Nov 16, 2017 Parenting

How I Use Authoritative Parenting to Be a Good Role Model to My Kids

Being a parent is no easy task, which is why when you hear about something that could help you raise independent, loving children, you’re all ears. Enter authoritative parenting, a “democratic” method of raising little ones that revolves around achieving balance—even though these parents have high expectations for their kids, they are also willing to be there to support them every step of the way. In this style, kids are encouraged to speak their mind and make choices of their own within their boundaries, totally different from the “be seen and not heard” methodology of our parents’ time.

Authoritative parents create clear household rules and then explain the reason for each—it’s not just about eating your breakfast, but “eating your breakfast so you can be strong and healthy.” What’s more, researchers believe that children who are raised this way turn out to not only be happier and healthier but also are more prepared for the real world. In order to figure out how this method of raising children works, we tapped four real moms to see how they do it every day, posing the question:

“Authoritative parenting is all about being a good role model for your children. How do you set a good example for your little ones?”

PHOTO:

Jorelle Gates Photography

ON TECH: There are a few things we try to do to be good role models for our kids. The first is turning off our electronic devices when we are spending quality time together (if we expect our son to stay off of the iPad, we can’t be scrolling through Instagram during dinner).

ON CHORES: We’ve created a system of completing our chores and responsibilities before getting a reward, like cleaning up the house or feeding the dog before relaxing on the couch. By splitting up the tasks that need to be completed daily, we keep each other on track.

ON KINDNESS: It’s important to treat others with dignity and love—whether it is with each other, extended family, friends, or just strangers we meet. We also don’t want them to be stingy with love… the more hugs and kisses, the better!

PHOTO:

Courtesy of Chrissy Powers

ON BEING DEMOCRATIC: Modeling behavior is one of the most effective ways for children to learn and experience something that becomes part of their blueprint in life. Since my grad school days when I first learned about the types of parenting, I knew I wanted to be a democratic parent that attuned to her child’s needs with high love and warmth paired with appropriate boundaries and discipline. Our approach to parenting is that we don’t have all the answers, but we have ideals and values as a family, and we expect our children to hold them as well.

ON DISCIPLINE: We are not a family that bullies or hits, and when one of our children shows signs of this behavior, we do not shame them for it—we simply remind them that “we are not a family that hits.” With our 2-year-old, it can be trickier because hitting is somewhat developmental, but how we typically interact with our toddler when he hits is look him in the eyes and say, “we will not let you hit.” I believe that lays the foundation and boundary for children so they have a framework of who they are and how to operate in the world.

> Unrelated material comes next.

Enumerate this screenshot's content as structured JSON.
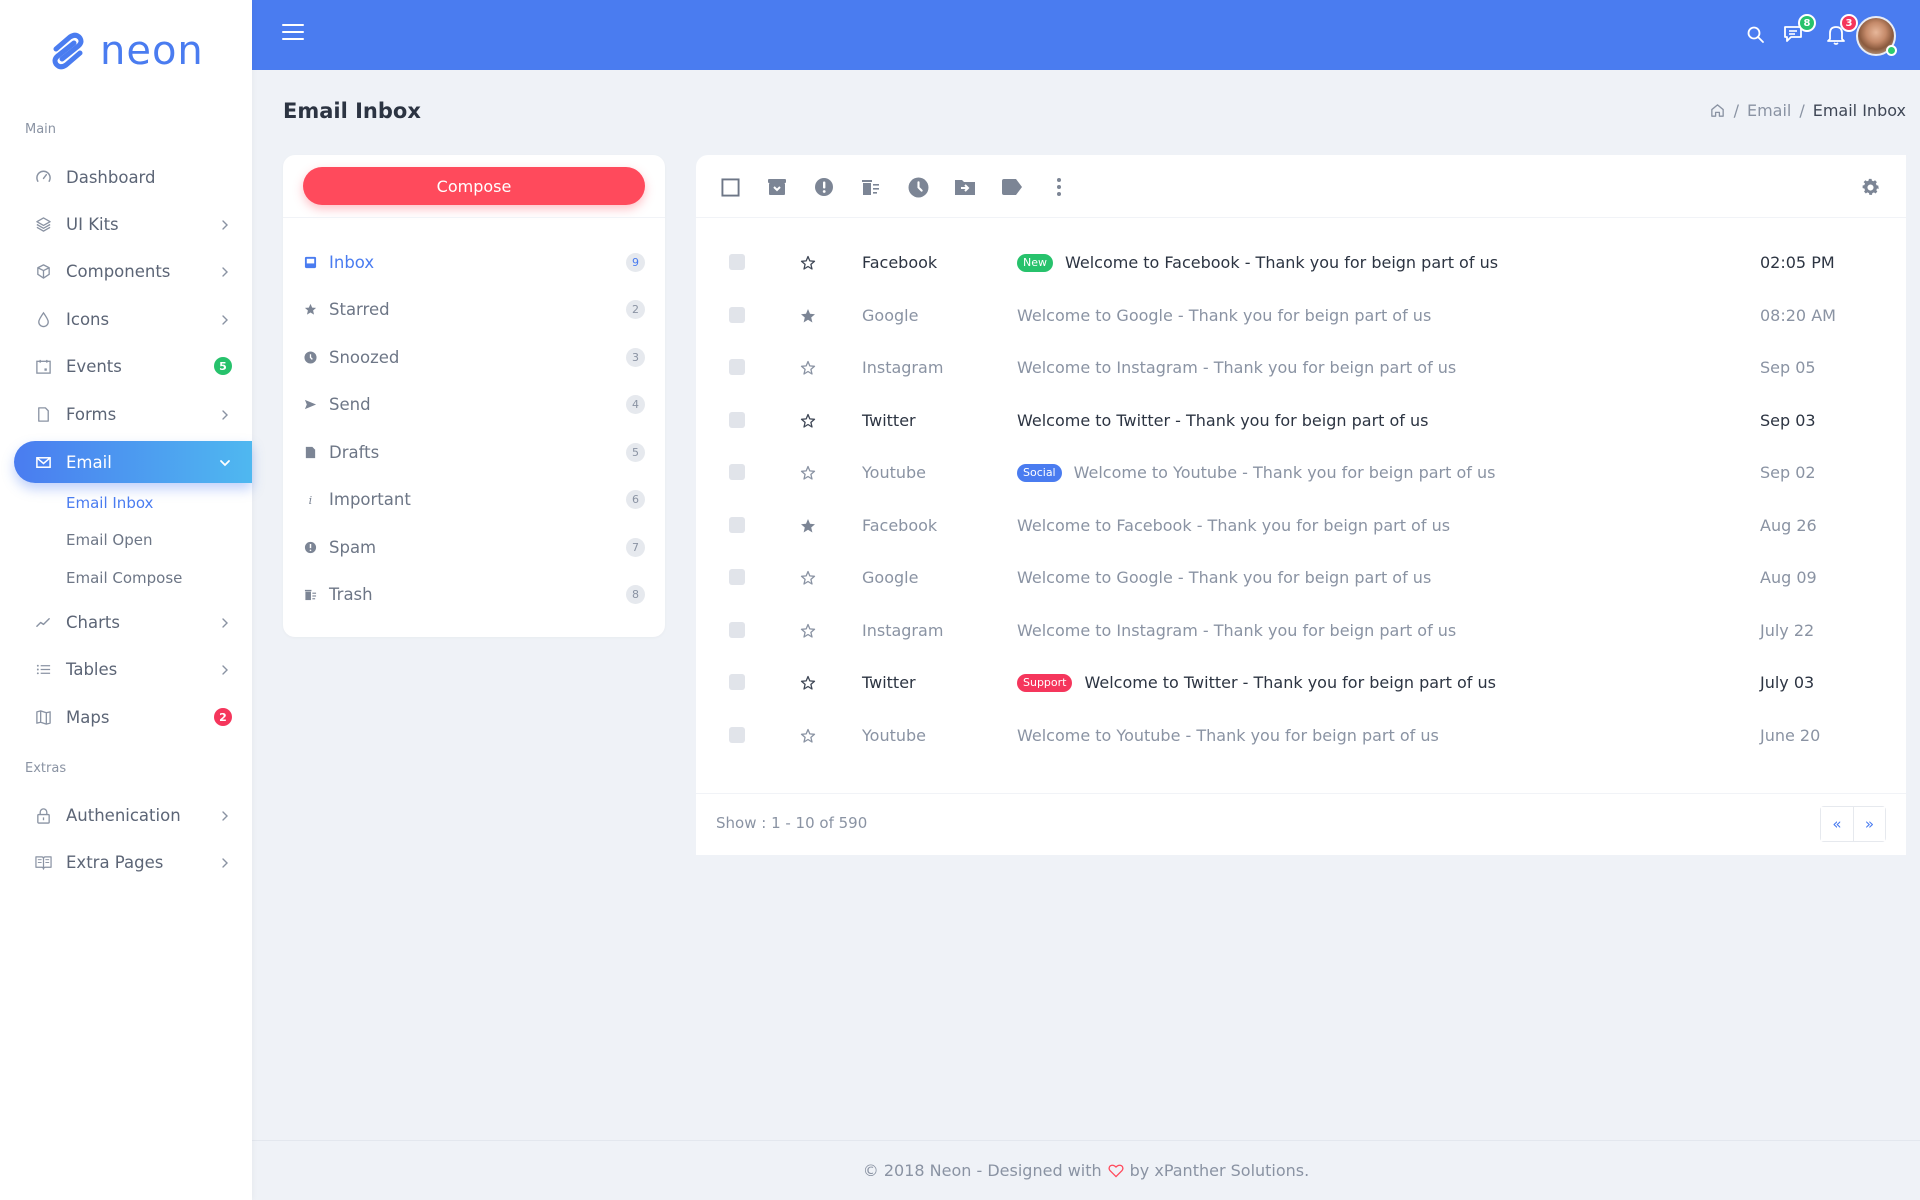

ON RELATIONSHIP BUILDING: My favorite part of authoritative parenting and what we do most in our family is shower our children with love, warmth, and affection. Just last night I could see my husband was having a hard time connecting with our 5-year-old when he didn’t get his way. I looked at my husband and whispered, “hold your ground, but go tickle him, kiss him, and make him laugh.” He did just that, and the relationship was mended. It’s all about knowing your child, giving them choices with boundaries, as well as so much love.

PHOTO:

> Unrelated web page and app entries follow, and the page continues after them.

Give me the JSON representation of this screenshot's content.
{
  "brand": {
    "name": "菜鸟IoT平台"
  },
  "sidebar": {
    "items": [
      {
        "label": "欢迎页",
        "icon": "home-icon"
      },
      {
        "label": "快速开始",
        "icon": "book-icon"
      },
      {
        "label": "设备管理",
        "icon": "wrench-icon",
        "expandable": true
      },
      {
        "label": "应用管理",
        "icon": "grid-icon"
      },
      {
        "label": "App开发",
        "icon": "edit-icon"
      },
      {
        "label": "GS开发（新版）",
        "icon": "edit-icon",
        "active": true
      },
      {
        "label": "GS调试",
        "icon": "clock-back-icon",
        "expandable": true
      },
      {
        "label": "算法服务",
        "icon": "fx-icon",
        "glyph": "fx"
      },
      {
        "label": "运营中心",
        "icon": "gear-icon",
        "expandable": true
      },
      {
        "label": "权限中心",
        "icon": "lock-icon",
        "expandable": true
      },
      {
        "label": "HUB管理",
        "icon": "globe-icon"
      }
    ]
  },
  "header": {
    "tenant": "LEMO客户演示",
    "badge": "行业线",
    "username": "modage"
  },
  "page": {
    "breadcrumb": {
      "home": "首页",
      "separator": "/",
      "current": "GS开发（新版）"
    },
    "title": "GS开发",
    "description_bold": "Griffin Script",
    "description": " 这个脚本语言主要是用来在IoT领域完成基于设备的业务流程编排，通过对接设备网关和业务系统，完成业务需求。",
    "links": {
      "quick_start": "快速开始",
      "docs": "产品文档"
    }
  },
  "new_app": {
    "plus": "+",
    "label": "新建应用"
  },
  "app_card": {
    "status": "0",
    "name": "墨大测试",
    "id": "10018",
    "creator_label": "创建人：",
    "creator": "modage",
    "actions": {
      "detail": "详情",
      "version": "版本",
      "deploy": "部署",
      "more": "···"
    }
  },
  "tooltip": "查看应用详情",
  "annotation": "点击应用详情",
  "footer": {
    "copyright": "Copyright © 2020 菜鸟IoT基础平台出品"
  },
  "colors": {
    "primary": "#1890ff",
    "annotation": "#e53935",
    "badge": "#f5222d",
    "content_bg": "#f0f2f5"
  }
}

Ashley Burns

ON AWARENESS: Once we became parents, we quickly realized that our actions are forever going to be under a microscope in our daughter’s eyes. Even though Sailor’s only 2, we felt early on that we had to adjust our way of thinking and needed to always reflect on the type of person we wanted to raise. Nobody is perfect, so it’s always eye-opening to catch yourself saying or doing things you’re not proud of.

ON COMMUNICATION: If someone’s feelings get hurt, we try to put them into words so she can learn what those difficult feelings mean and so she will always feel validated. Although Sailor’s still a little young for any kind of major discipline, that’s all the more reason for us to try to demonstrate the ideal way to act through how we act.

PHOTO:

Rennai Hoefer

ON CONSISTENCY: I firmly believe that leading by example is the best way to parent. Words without actions are empty, and inconsistency is the fastest way to chaos in the home. I’m not an expert at parenting by any means, but I think there’s lots of parents like myself who have tried many things to help our kids listen and make good choices.

ON BALANCE: Through personal experience, I have found authoritative parenting to be the most effective. My kids look to me to create boundaries, and I believe they feel safer having them. In order to be an authority in their lives, I have to embody the expectations I have of my children and also show grace and forgiveness when they fall short. It’s not about being overbearing and controlling—it’s a careful balance of love, grace, and truth.

Tell us, what do you think about authoritative parenting? If you have any of your own tips, please share with us in the comments.

Up next, how to raise an emotionally intelligent child.